DATA FOR THIS EXERCISE »

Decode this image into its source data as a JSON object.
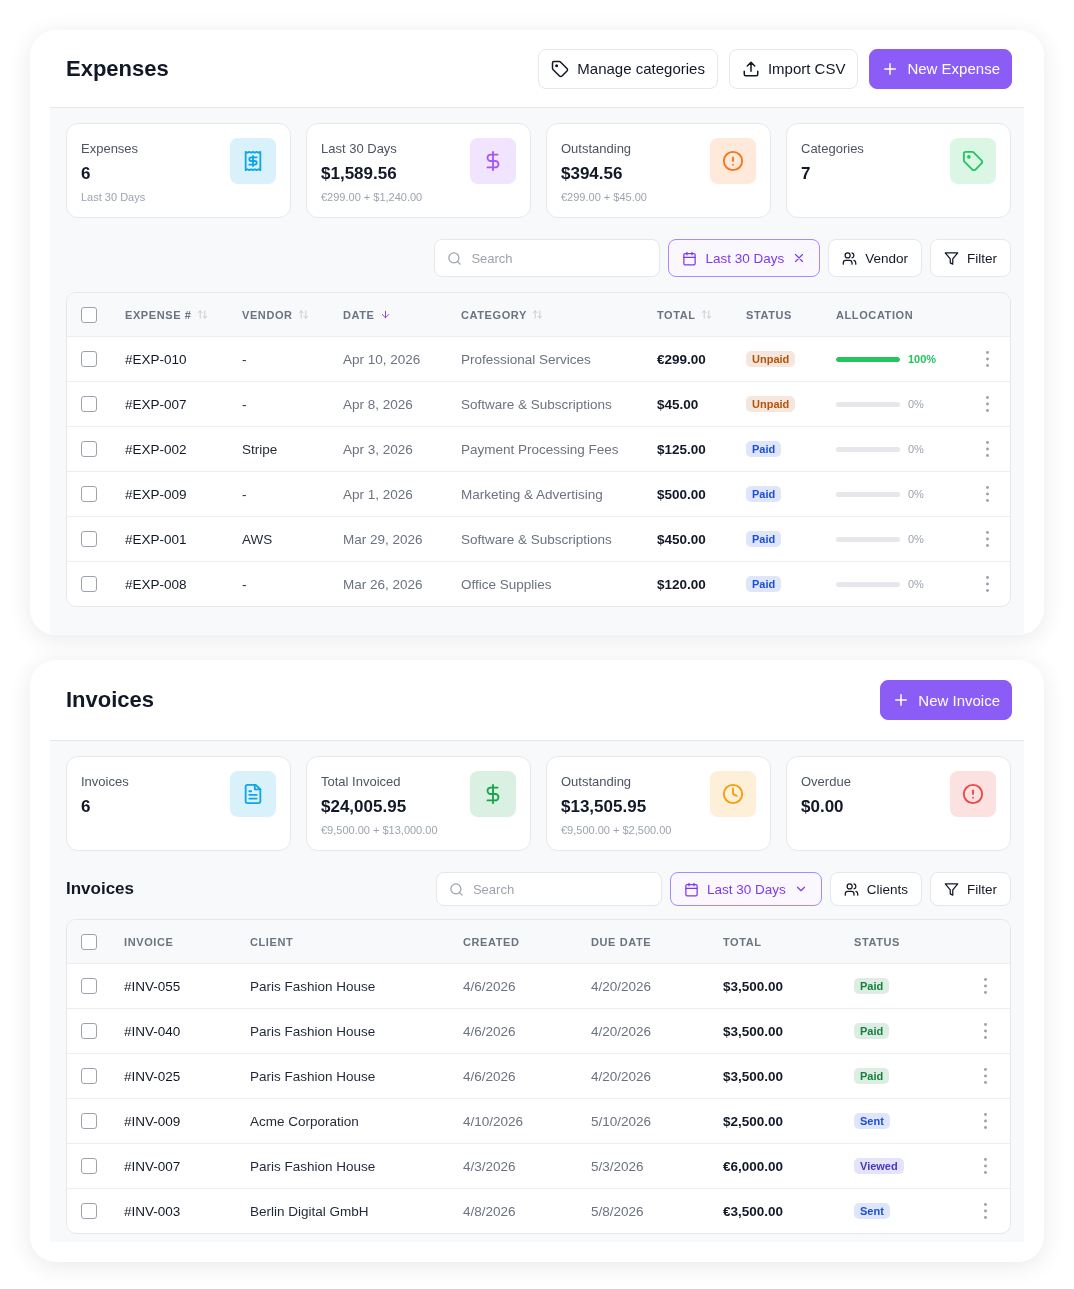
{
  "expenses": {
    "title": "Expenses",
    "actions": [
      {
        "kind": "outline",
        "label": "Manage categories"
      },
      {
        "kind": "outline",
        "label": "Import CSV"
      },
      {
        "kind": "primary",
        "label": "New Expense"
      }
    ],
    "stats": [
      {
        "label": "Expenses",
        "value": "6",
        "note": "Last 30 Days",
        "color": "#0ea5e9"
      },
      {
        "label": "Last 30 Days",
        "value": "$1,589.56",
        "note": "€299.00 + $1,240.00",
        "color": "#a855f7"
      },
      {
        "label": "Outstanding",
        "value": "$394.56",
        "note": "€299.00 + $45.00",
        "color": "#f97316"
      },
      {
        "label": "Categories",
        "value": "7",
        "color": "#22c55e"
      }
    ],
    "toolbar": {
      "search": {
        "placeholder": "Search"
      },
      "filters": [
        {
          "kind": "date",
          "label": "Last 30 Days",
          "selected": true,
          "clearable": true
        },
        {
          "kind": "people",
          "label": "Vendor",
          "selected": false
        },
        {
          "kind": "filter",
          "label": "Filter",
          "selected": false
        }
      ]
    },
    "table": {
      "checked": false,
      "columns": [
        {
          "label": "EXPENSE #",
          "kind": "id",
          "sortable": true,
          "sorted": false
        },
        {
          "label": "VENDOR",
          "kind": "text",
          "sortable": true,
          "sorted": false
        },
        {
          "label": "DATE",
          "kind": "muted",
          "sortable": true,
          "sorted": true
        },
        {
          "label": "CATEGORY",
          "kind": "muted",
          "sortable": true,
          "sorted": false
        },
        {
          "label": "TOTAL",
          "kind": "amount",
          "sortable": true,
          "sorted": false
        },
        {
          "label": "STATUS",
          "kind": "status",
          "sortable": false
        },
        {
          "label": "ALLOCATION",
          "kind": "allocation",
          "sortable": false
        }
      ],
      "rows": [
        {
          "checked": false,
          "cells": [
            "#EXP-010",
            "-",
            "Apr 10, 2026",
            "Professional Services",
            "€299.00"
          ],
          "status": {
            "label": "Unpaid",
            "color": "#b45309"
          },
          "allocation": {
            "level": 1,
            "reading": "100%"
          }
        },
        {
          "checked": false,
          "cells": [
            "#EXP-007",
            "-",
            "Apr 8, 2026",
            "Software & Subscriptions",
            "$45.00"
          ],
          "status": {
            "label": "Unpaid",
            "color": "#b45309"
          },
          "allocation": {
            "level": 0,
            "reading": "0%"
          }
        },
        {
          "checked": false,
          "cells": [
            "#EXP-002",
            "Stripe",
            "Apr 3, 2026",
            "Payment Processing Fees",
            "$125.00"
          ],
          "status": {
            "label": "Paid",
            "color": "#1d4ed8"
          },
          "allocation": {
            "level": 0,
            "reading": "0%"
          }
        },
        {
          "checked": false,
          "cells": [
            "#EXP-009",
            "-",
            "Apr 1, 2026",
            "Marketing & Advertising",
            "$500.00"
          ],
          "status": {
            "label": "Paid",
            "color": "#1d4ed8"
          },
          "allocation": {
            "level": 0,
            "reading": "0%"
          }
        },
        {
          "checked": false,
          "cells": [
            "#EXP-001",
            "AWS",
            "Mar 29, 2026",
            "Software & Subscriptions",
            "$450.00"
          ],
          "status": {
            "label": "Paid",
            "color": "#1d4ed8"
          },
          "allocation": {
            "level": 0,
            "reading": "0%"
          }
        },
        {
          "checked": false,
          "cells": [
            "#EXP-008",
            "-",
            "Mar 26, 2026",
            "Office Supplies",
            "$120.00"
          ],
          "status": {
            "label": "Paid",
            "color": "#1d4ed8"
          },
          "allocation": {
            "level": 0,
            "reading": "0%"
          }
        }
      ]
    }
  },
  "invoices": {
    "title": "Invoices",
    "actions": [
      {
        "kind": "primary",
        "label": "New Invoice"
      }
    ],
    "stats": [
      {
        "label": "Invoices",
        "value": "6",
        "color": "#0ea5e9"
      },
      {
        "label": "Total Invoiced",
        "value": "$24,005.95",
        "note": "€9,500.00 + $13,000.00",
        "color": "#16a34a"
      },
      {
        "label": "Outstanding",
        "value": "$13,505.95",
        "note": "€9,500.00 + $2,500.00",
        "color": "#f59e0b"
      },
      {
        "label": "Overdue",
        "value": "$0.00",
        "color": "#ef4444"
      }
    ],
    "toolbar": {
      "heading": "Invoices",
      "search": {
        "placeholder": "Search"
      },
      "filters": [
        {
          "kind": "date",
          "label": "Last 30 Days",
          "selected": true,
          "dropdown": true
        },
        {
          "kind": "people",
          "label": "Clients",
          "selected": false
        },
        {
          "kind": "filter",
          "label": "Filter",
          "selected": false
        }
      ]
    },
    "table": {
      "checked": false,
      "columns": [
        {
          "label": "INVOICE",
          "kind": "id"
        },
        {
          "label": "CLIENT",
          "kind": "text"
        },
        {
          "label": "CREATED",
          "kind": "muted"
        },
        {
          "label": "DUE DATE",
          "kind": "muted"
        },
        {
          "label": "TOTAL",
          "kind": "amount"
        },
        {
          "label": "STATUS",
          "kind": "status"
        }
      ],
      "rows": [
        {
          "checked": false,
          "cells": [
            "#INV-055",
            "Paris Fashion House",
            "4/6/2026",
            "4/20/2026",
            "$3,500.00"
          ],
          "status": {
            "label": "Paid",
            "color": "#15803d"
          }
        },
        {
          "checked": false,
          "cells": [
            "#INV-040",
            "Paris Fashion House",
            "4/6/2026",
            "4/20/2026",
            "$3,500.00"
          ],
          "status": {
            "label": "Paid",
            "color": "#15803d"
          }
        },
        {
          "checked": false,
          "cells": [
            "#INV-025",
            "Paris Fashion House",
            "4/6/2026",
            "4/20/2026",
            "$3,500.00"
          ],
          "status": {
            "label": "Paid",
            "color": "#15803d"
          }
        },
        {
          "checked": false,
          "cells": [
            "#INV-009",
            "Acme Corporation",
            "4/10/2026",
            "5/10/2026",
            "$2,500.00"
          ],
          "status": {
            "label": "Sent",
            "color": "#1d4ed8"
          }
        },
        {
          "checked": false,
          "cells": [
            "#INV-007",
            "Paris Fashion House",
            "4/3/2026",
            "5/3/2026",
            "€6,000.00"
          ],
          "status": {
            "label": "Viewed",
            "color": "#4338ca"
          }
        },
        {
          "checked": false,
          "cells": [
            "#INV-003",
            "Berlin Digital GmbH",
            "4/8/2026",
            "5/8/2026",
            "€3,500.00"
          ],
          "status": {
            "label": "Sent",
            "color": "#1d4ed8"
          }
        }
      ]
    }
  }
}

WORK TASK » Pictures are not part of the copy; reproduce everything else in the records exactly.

SOLUTION FOR THIS EXERCISE »
Decode this image into its source data as a JSON object.
{
  "expenses": {
    "title": "Expenses",
    "actions": [
      {
        "kind": "outline",
        "label": "Manage categories"
      },
      {
        "kind": "outline",
        "label": "Import CSV"
      },
      {
        "kind": "primary",
        "label": "New Expense"
      }
    ],
    "stats": [
      {
        "label": "Expenses",
        "value": "6",
        "note": "Last 30 Days",
        "color": "#0ea5e9"
      },
      {
        "label": "Last 30 Days",
        "value": "$1,589.56",
        "note": "€299.00 + $1,240.00",
        "color": "#a855f7"
      },
      {
        "label": "Outstanding",
        "value": "$394.56",
        "note": "€299.00 + $45.00",
        "color": "#f97316"
      },
      {
        "label": "Categories",
        "value": "7",
        "color": "#22c55e"
      }
    ],
    "toolbar": {
      "search": {
        "placeholder": "Search"
      },
      "filters": [
        {
          "kind": "date",
          "label": "Last 30 Days",
          "selected": true,
          "clearable": true
        },
        {
          "kind": "people",
          "label": "Vendor",
          "selected": false
        },
        {
          "kind": "filter",
          "label": "Filter",
          "selected": false
        }
      ]
    },
    "table": {
      "checked": false,
      "columns": [
        {
          "label": "EXPENSE #",
          "kind": "id",
          "sortable": true,
          "sorted": false
        },
        {
          "label": "VENDOR",
          "kind": "text",
          "sortable": true,
          "sorted": false
        },
        {
          "label": "DATE",
          "kind": "muted",
          "sortable": true,
          "sorted": true
        },
        {
          "label": "CATEGORY",
          "kind": "muted",
          "sortable": true,
          "sorted": false
        },
        {
          "label": "TOTAL",
          "kind": "amount",
          "sortable": true,
          "sorted": false
        },
        {
          "label": "STATUS",
          "kind": "status",
          "sortable": false
        },
        {
          "label": "ALLOCATION",
          "kind": "allocation",
          "sortable": false
        }
      ],
      "rows": [
        {
          "checked": false,
          "cells": [
            "#EXP-010",
            "-",
            "Apr 10, 2026",
            "Professional Services",
            "€299.00"
          ],
          "status": {
            "label": "Unpaid",
            "color": "#b45309"
          },
          "allocation": {
            "level": 1,
            "reading": "100%"
          }
        },
        {
          "checked": false,
          "cells": [
            "#EXP-007",
            "-",
            "Apr 8, 2026",
            "Software & Subscriptions",
            "$45.00"
          ],
          "status": {
            "label": "Unpaid",
            "color": "#b45309"
          },
          "allocation": {
            "level": 0,
            "reading": "0%"
          }
        },
        {
          "checked": false,
          "cells": [
            "#EXP-002",
            "Stripe",
            "Apr 3, 2026",
            "Payment Processing Fees",
            "$125.00"
          ],
          "status": {
            "label": "Paid",
            "color": "#1d4ed8"
          },
          "allocation": {
            "level": 0,
            "reading": "0%"
          }
        },
        {
          "checked": false,
          "cells": [
            "#EXP-009",
            "-",
            "Apr 1, 2026",
            "Marketing & Advertising",
            "$500.00"
          ],
          "status": {
            "label": "Paid",
            "color": "#1d4ed8"
          },
          "allocation": {
            "level": 0,
            "reading": "0%"
          }
        },
        {
          "checked": false,
          "cells": [
            "#EXP-001",
            "AWS",
            "Mar 29, 2026",
            "Software & Subscriptions",
            "$450.00"
          ],
          "status": {
            "label": "Paid",
            "color": "#1d4ed8"
          },
          "allocation": {
            "level": 0,
            "reading": "0%"
          }
        },
        {
          "checked": false,
          "cells": [
            "#EXP-008",
            "-",
            "Mar 26, 2026",
            "Office Supplies",
            "$120.00"
          ],
          "status": {
            "label": "Paid",
            "color": "#1d4ed8"
          },
          "allocation": {
            "level": 0,
            "reading": "0%"
          }
        }
      ]
    }
  },
  "invoices": {
    "title": "Invoices",
    "actions": [
      {
        "kind": "primary",
        "label": "New Invoice"
      }
    ],
    "stats": [
      {
        "label": "Invoices",
        "value": "6",
        "color": "#0ea5e9"
      },
      {
        "label": "Total Invoiced",
        "value": "$24,005.95",
        "note": "€9,500.00 + $13,000.00",
        "color": "#16a34a"
      },
      {
        "label": "Outstanding",
        "value": "$13,505.95",
        "note": "€9,500.00 + $2,500.00",
        "color": "#f59e0b"
      },
      {
        "label": "Overdue",
        "value": "$0.00",
        "color": "#ef4444"
      }
    ],
    "toolbar": {
      "heading": "Invoices",
      "search": {
        "placeholder": "Search"
      },
      "filters": [
        {
          "kind": "date",
          "label": "Last 30 Days",
          "selected": true,
          "dropdown": true
        },
        {
          "kind": "people",
          "label": "Clients",
          "selected": false
        },
        {
          "kind": "filter",
          "label": "Filter",
          "selected": false
        }
      ]
    },
    "table": {
      "checked": false,
      "columns": [
        {
          "label": "INVOICE",
          "kind": "id"
        },
        {
          "label": "CLIENT",
          "kind": "text"
        },
        {
          "label": "CREATED",
          "kind": "muted"
        },
        {
          "label": "DUE DATE",
          "kind": "muted"
        },
        {
          "label": "TOTAL",
          "kind": "amount"
        },
        {
          "label": "STATUS",
          "kind": "status"
        }
      ],
      "rows": [
        {
          "checked": false,
          "cells": [
            "#INV-055",
            "Paris Fashion House",
            "4/6/2026",
            "4/20/2026",
            "$3,500.00"
          ],
          "status": {
            "label": "Paid",
            "color": "#15803d"
          }
        },
        {
          "checked": false,
          "cells": [
            "#INV-040",
            "Paris Fashion House",
            "4/6/2026",
            "4/20/2026",
            "$3,500.00"
          ],
          "status": {
            "label": "Paid",
            "color": "#15803d"
          }
        },
        {
          "checked": false,
          "cells": [
            "#INV-025",
            "Paris Fashion House",
            "4/6/2026",
            "4/20/2026",
            "$3,500.00"
          ],
          "status": {
            "label": "Paid",
            "color": "#15803d"
          }
        },
        {
          "checked": false,
          "cells": [
            "#INV-009",
            "Acme Corporation",
            "4/10/2026",
            "5/10/2026",
            "$2,500.00"
          ],
          "status": {
            "label": "Sent",
            "color": "#1d4ed8"
          }
        },
        {
          "checked": false,
          "cells": [
            "#INV-007",
            "Paris Fashion House",
            "4/3/2026",
            "5/3/2026",
            "€6,000.00"
          ],
          "status": {
            "label": "Viewed",
            "color": "#4338ca"
          }
        },
        {
          "checked": false,
          "cells": [
            "#INV-003",
            "Berlin Digital GmbH",
            "4/8/2026",
            "5/8/2026",
            "€3,500.00"
          ],
          "status": {
            "label": "Sent",
            "color": "#1d4ed8"
          }
        }
      ]
    }
  }
}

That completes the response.